Exercise data:
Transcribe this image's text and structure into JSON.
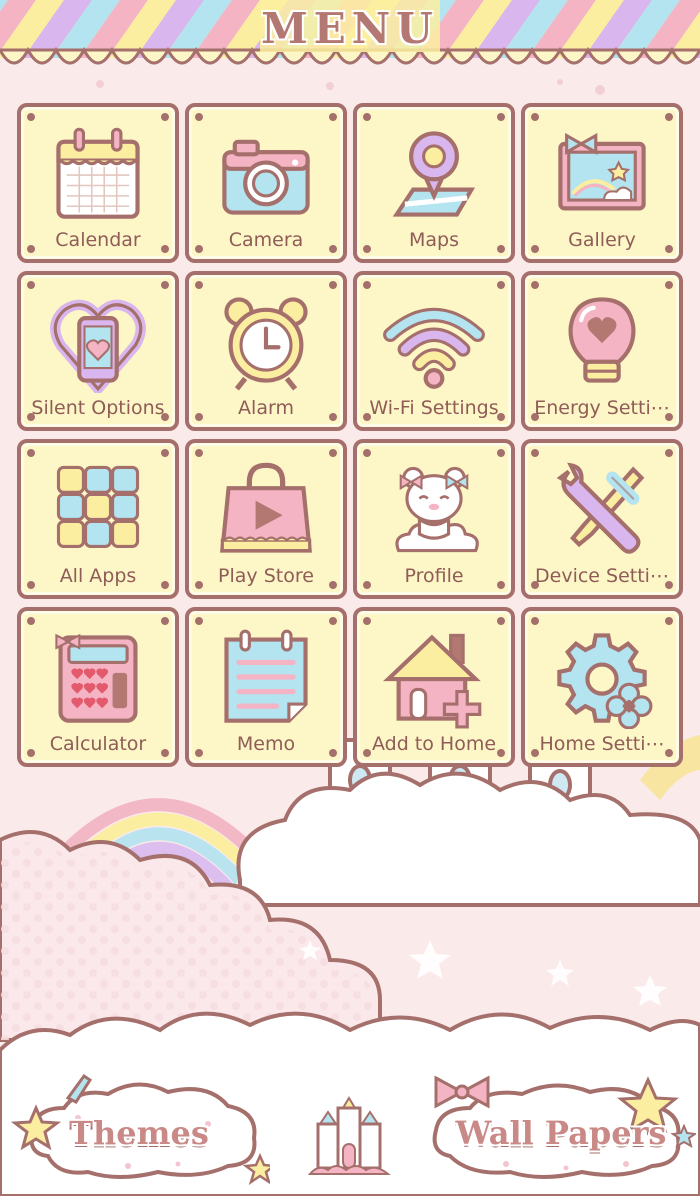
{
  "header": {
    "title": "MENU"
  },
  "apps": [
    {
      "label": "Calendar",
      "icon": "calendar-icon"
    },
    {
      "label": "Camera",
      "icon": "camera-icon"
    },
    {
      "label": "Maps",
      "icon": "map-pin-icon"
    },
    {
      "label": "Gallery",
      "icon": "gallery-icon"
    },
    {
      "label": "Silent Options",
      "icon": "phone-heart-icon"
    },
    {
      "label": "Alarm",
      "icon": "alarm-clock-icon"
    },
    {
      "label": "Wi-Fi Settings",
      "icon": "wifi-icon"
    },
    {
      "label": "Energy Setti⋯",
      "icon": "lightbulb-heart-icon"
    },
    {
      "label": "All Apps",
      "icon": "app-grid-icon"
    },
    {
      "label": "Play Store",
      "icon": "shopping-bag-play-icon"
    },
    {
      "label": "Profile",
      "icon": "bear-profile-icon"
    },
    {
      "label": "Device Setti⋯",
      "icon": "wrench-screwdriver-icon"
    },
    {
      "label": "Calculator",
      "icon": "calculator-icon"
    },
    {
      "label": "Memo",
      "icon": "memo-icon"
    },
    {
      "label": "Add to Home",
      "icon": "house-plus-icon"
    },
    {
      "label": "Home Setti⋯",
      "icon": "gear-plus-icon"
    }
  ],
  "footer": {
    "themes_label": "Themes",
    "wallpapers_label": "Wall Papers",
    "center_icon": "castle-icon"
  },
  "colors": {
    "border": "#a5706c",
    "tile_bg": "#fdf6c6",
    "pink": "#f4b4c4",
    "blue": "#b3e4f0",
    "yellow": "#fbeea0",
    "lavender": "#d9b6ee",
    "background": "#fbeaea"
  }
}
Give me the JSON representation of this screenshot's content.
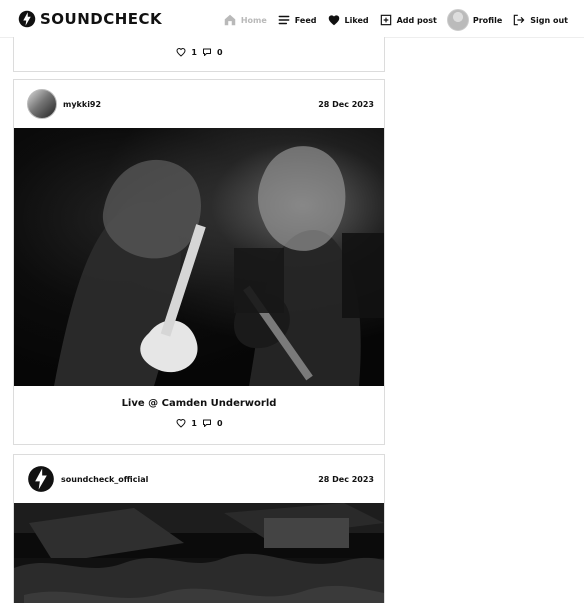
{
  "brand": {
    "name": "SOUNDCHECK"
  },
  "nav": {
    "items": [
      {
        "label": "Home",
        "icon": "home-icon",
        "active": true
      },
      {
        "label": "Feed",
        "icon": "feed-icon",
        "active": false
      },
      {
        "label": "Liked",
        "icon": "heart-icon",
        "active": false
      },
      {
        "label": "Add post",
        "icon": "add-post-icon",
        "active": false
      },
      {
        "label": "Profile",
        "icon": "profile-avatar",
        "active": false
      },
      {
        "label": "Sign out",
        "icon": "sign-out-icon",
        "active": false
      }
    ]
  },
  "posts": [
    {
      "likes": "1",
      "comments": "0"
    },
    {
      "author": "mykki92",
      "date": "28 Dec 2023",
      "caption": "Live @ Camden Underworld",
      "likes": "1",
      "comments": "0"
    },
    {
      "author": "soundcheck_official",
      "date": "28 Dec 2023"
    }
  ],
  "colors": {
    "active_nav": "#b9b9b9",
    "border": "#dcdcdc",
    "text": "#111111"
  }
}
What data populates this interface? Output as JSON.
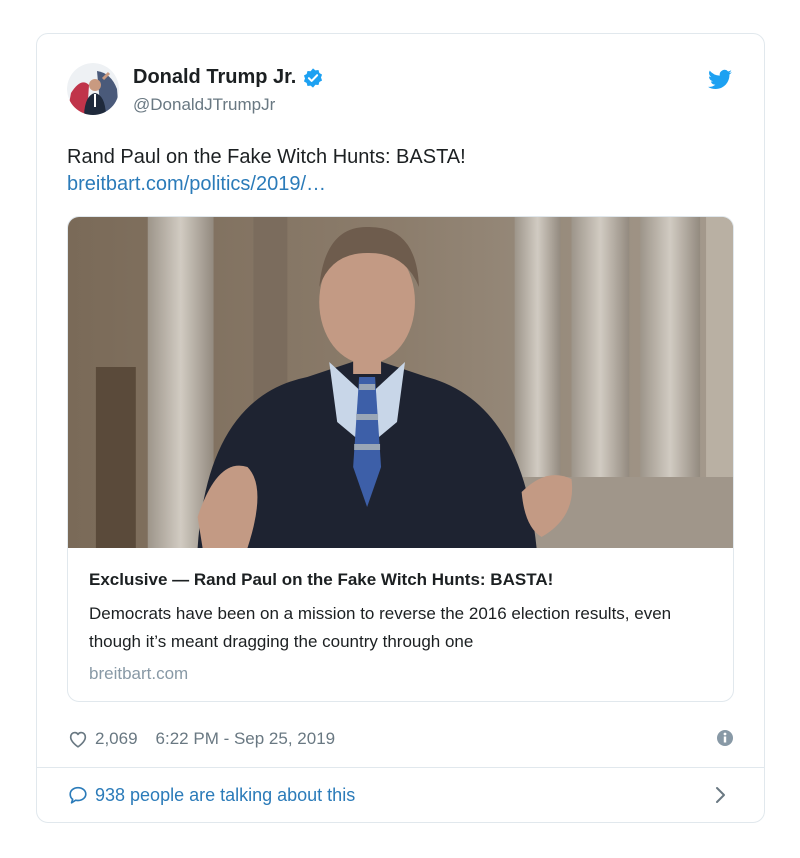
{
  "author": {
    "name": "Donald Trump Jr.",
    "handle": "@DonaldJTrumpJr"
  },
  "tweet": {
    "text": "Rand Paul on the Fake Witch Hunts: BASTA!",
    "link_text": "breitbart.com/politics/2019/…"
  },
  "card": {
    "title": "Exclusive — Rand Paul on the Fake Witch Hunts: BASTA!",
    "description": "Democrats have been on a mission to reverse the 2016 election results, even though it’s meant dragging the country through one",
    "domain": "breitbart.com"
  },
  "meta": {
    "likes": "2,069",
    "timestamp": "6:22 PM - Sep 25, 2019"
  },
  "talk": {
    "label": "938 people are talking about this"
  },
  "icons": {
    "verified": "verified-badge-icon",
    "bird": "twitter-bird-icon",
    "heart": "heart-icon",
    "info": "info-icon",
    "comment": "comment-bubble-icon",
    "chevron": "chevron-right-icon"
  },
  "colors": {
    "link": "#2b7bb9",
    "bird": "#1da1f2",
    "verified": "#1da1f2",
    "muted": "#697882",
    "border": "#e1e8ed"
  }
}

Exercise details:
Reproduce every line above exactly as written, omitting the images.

Output of the task:
Transcribe this image's text and structure into JSON.
{
  "header": {
    "title": "MENU"
  },
  "apps": [
    {
      "label": "Calendar",
      "icon": "calendar-icon"
    },
    {
      "label": "Camera",
      "icon": "camera-icon"
    },
    {
      "label": "Maps",
      "icon": "map-pin-icon"
    },
    {
      "label": "Gallery",
      "icon": "gallery-icon"
    },
    {
      "label": "Silent Options",
      "icon": "phone-heart-icon"
    },
    {
      "label": "Alarm",
      "icon": "alarm-clock-icon"
    },
    {
      "label": "Wi-Fi Settings",
      "icon": "wifi-icon"
    },
    {
      "label": "Energy Setti⋯",
      "icon": "lightbulb-heart-icon"
    },
    {
      "label": "All Apps",
      "icon": "app-grid-icon"
    },
    {
      "label": "Play Store",
      "icon": "shopping-bag-play-icon"
    },
    {
      "label": "Profile",
      "icon": "bear-profile-icon"
    },
    {
      "label": "Device Setti⋯",
      "icon": "wrench-screwdriver-icon"
    },
    {
      "label": "Calculator",
      "icon": "calculator-icon"
    },
    {
      "label": "Memo",
      "icon": "memo-icon"
    },
    {
      "label": "Add to Home",
      "icon": "house-plus-icon"
    },
    {
      "label": "Home Setti⋯",
      "icon": "gear-plus-icon"
    }
  ],
  "footer": {
    "themes_label": "Themes",
    "wallpapers_label": "Wall Papers",
    "center_icon": "castle-icon"
  },
  "colors": {
    "border": "#a5706c",
    "tile_bg": "#fdf6c6",
    "pink": "#f4b4c4",
    "blue": "#b3e4f0",
    "yellow": "#fbeea0",
    "lavender": "#d9b6ee",
    "background": "#fbeaea"
  }
}
Give me the JSON representation of this screenshot's content.
{
  "brand": {
    "name": "SOUNDCHECK"
  },
  "nav": {
    "items": [
      {
        "label": "Home",
        "icon": "home-icon",
        "active": true
      },
      {
        "label": "Feed",
        "icon": "feed-icon",
        "active": false
      },
      {
        "label": "Liked",
        "icon": "heart-icon",
        "active": false
      },
      {
        "label": "Add post",
        "icon": "add-post-icon",
        "active": false
      },
      {
        "label": "Profile",
        "icon": "profile-avatar",
        "active": false
      },
      {
        "label": "Sign out",
        "icon": "sign-out-icon",
        "active": false
      }
    ]
  },
  "posts": [
    {
      "likes": "1",
      "comments": "0"
    },
    {
      "author": "mykki92",
      "date": "28 Dec 2023",
      "caption": "Live @ Camden Underworld",
      "likes": "1",
      "comments": "0"
    },
    {
      "author": "soundcheck_official",
      "date": "28 Dec 2023"
    }
  ],
  "colors": {
    "active_nav": "#b9b9b9",
    "border": "#dcdcdc",
    "text": "#111111"
  }
}
What data populates this interface? Output as JSON.
{
  "author": {
    "name": "Donald Trump Jr.",
    "handle": "@DonaldJTrumpJr"
  },
  "tweet": {
    "text": "Rand Paul on the Fake Witch Hunts: BASTA!",
    "link_text": "breitbart.com/politics/2019/…"
  },
  "card": {
    "title": "Exclusive — Rand Paul on the Fake Witch Hunts: BASTA!",
    "description": "Democrats have been on a mission to reverse the 2016 election results, even though it’s meant dragging the country through one",
    "domain": "breitbart.com"
  },
  "meta": {
    "likes": "2,069",
    "timestamp": "6:22 PM - Sep 25, 2019"
  },
  "talk": {
    "label": "938 people are talking about this"
  },
  "icons": {
    "verified": "verified-badge-icon",
    "bird": "twitter-bird-icon",
    "heart": "heart-icon",
    "info": "info-icon",
    "comment": "comment-bubble-icon",
    "chevron": "chevron-right-icon"
  },
  "colors": {
    "link": "#2b7bb9",
    "bird": "#1da1f2",
    "verified": "#1da1f2",
    "muted": "#697882",
    "border": "#e1e8ed"
  }
}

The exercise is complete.